→ **Task**: Considering every line below, count those with the word "ROBERT" and give only the result.
◇ ◇ ◇ ◇ ◇ ◇ ◇
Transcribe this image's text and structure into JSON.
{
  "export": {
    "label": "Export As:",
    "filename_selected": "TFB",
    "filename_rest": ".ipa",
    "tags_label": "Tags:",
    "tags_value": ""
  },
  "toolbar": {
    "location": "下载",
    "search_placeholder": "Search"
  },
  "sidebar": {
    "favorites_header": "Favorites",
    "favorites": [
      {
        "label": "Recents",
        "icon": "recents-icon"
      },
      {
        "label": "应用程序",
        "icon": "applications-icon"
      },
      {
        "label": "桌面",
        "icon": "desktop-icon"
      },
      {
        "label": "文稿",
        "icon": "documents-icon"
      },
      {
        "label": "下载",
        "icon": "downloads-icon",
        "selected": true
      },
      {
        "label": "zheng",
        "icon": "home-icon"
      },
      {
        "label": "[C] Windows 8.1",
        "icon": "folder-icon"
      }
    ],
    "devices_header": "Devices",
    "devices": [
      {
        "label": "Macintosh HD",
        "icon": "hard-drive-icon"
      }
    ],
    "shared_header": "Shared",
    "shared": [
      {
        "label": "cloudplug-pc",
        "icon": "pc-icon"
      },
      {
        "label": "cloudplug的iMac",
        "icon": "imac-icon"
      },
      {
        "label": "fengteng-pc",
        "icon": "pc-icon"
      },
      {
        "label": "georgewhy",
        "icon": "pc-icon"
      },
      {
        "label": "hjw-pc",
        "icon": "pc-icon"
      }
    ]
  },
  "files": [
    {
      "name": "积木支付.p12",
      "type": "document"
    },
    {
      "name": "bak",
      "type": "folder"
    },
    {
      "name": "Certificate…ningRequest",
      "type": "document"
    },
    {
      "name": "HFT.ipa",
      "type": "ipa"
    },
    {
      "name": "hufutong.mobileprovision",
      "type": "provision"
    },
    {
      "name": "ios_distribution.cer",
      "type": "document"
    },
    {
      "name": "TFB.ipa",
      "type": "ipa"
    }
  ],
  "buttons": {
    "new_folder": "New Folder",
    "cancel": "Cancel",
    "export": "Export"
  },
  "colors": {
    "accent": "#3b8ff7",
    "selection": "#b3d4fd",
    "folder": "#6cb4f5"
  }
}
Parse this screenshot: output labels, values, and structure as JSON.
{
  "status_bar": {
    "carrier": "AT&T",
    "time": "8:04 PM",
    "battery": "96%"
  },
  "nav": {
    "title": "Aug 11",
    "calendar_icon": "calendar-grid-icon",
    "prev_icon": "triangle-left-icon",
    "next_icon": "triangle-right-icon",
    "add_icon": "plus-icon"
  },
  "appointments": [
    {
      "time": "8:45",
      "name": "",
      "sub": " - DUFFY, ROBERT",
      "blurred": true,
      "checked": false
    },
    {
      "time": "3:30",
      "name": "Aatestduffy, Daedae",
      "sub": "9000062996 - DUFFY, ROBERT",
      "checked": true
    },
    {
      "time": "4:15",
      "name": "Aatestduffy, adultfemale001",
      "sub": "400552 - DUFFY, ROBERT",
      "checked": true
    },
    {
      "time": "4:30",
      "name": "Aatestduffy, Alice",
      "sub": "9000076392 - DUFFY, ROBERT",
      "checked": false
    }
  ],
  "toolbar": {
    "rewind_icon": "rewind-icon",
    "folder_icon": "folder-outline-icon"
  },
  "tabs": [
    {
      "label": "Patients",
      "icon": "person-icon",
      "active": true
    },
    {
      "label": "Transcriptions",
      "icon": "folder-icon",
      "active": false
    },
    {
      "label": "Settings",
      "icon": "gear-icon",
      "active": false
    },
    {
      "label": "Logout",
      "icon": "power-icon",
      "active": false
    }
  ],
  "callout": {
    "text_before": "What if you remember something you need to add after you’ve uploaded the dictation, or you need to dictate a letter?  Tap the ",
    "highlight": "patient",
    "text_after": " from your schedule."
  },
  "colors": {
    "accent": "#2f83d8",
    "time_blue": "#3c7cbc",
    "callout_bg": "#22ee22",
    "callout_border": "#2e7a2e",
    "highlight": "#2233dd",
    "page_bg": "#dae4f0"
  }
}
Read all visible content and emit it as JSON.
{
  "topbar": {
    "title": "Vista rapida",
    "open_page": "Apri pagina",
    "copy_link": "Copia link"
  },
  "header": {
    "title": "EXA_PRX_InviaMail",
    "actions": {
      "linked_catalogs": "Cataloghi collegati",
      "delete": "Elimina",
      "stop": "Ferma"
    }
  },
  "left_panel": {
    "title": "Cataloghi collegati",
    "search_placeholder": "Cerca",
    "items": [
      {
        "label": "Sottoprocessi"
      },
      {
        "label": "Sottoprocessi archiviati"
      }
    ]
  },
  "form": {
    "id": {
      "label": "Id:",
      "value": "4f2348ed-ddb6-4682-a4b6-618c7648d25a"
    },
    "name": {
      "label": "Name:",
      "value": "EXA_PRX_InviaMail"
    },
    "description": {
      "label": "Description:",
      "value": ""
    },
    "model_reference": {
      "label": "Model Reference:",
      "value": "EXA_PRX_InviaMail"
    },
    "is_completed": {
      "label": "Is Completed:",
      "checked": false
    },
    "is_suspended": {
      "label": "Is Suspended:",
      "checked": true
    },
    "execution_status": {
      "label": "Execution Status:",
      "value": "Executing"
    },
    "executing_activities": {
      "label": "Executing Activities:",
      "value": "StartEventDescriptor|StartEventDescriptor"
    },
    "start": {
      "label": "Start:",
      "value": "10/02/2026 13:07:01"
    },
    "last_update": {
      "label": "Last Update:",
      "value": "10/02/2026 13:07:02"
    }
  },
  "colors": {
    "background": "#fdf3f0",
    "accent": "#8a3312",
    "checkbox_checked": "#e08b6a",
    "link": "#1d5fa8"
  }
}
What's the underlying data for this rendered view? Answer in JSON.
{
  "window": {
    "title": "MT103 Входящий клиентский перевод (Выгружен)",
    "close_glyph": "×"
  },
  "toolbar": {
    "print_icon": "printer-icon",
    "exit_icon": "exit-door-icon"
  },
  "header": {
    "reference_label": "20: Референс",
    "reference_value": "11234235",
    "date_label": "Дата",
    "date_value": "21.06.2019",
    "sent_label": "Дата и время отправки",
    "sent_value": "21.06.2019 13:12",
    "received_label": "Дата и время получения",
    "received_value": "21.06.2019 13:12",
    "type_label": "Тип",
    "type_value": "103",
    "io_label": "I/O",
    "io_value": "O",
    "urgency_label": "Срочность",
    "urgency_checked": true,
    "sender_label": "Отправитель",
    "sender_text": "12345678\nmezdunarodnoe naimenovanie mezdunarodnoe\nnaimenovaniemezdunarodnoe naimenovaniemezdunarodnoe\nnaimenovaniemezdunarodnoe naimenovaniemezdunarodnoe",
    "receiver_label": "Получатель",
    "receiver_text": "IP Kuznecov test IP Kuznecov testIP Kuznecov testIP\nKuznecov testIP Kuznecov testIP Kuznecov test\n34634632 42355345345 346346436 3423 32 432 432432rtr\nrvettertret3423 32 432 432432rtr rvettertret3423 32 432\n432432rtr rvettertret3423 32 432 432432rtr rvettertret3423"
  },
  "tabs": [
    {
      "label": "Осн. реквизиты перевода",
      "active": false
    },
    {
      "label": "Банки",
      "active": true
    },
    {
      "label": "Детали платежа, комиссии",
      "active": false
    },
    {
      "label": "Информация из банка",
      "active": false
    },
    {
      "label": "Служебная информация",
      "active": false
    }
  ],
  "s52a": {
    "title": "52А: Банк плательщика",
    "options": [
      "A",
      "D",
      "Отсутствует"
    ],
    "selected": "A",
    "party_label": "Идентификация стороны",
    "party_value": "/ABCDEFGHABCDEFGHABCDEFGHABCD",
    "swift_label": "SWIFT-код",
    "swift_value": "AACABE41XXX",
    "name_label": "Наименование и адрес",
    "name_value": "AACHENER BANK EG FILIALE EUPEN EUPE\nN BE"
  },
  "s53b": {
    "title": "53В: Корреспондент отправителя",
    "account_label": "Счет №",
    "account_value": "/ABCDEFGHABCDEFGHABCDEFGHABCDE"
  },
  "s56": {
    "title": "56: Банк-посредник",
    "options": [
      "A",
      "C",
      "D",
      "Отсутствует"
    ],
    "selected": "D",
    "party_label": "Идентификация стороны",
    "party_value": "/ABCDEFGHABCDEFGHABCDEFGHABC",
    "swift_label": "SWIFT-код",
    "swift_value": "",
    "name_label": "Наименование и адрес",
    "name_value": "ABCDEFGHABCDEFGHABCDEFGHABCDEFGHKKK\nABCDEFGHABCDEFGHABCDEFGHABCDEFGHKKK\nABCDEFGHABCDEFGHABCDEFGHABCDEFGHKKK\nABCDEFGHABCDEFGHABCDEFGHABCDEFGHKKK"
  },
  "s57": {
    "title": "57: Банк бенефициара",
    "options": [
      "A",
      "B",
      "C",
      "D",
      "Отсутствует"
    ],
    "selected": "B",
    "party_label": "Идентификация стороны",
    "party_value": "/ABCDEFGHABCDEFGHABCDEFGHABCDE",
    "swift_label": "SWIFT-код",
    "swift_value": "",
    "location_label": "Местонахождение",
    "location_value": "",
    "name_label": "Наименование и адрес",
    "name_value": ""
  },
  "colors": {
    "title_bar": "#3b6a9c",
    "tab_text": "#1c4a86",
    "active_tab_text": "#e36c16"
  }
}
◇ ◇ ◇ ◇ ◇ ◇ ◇
→ **Task answer**: 4